• _YOUR OBJECTIVE_:
Pictures are to be left out; otherwise, copy exactly the lines from the line containing "Read all visible content and emit it as JSON." through the end of the data.

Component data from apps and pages
_ _ _ _

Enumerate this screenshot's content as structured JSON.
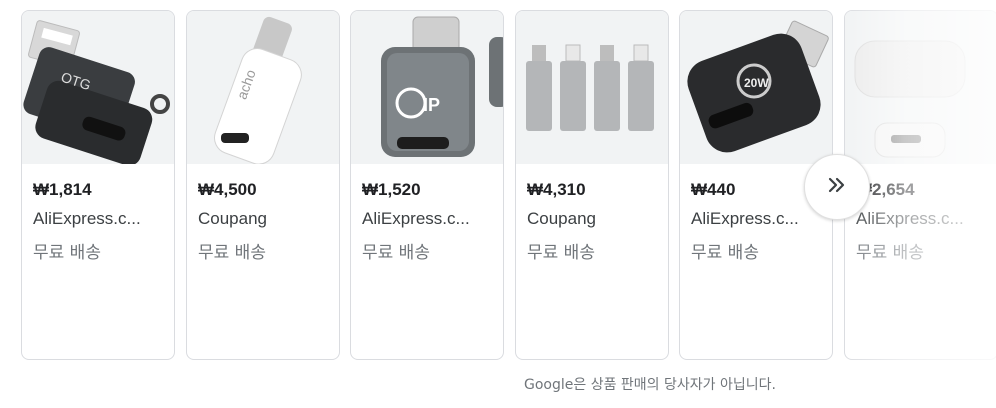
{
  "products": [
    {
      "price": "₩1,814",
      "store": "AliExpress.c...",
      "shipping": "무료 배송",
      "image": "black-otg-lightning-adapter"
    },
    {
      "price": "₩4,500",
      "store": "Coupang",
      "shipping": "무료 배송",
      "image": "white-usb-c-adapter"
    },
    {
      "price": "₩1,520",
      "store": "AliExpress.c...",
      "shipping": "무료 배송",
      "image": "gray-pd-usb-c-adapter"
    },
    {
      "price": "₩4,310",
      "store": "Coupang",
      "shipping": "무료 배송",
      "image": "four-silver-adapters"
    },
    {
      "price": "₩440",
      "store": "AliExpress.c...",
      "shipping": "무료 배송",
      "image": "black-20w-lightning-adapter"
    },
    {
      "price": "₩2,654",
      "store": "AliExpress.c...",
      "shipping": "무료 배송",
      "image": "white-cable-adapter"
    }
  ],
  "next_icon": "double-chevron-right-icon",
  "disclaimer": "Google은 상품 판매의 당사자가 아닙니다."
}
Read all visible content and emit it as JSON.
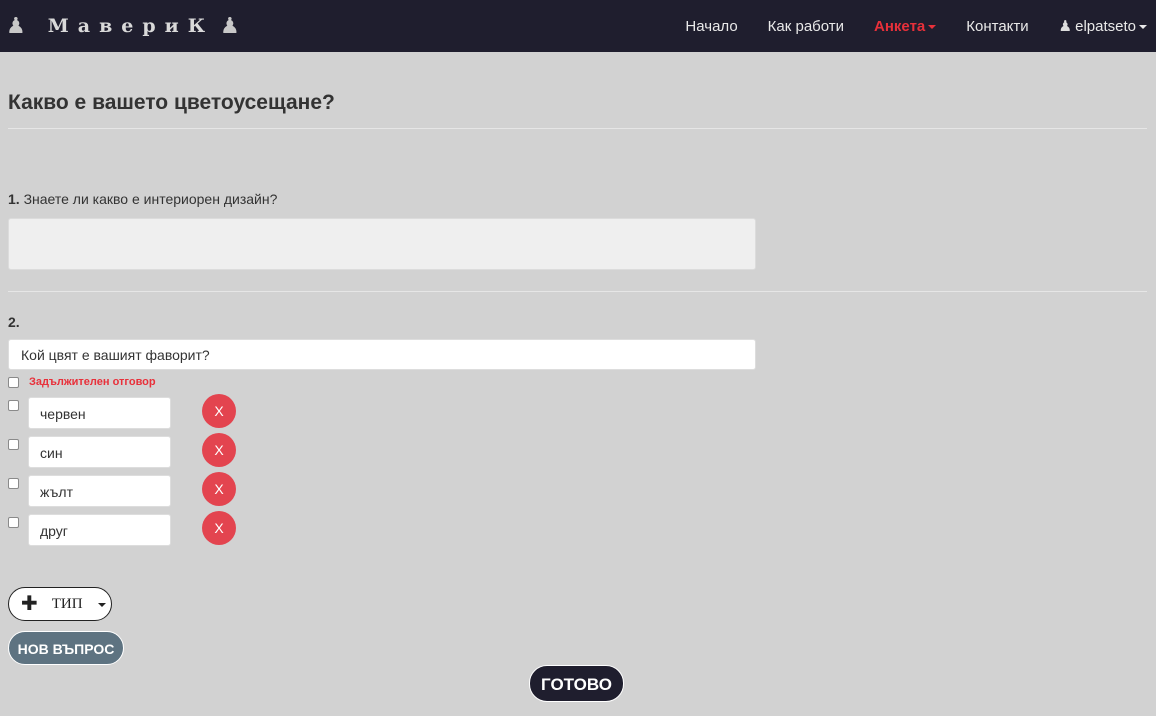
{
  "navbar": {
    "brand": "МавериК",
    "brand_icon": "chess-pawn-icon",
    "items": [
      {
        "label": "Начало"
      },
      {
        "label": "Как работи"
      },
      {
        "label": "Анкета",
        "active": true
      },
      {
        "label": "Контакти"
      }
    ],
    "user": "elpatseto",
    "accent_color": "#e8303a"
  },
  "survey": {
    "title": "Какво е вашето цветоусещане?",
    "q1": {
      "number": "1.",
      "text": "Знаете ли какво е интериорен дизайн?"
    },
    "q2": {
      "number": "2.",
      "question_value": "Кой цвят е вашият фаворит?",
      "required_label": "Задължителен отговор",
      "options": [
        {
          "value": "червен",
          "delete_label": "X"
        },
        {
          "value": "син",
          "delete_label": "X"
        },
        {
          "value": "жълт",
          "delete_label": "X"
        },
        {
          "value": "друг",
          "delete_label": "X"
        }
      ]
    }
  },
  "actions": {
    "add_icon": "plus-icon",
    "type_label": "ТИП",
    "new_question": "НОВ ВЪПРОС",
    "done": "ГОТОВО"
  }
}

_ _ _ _

• _EXERCISE RESPONSE_:
Read all visible content and emit it as JSON.
{
  "navbar": {
    "brand": "МавериК",
    "brand_icon": "chess-pawn-icon",
    "items": [
      {
        "label": "Начало"
      },
      {
        "label": "Как работи"
      },
      {
        "label": "Анкета",
        "active": true
      },
      {
        "label": "Контакти"
      }
    ],
    "user": "elpatseto",
    "accent_color": "#e8303a"
  },
  "survey": {
    "title": "Какво е вашето цветоусещане?",
    "q1": {
      "number": "1.",
      "text": "Знаете ли какво е интериорен дизайн?"
    },
    "q2": {
      "number": "2.",
      "question_value": "Кой цвят е вашият фаворит?",
      "required_label": "Задължителен отговор",
      "options": [
        {
          "value": "червен",
          "delete_label": "X"
        },
        {
          "value": "син",
          "delete_label": "X"
        },
        {
          "value": "жълт",
          "delete_label": "X"
        },
        {
          "value": "друг",
          "delete_label": "X"
        }
      ]
    }
  },
  "actions": {
    "add_icon": "plus-icon",
    "type_label": "ТИП",
    "new_question": "НОВ ВЪПРОС",
    "done": "ГОТОВО"
  }
}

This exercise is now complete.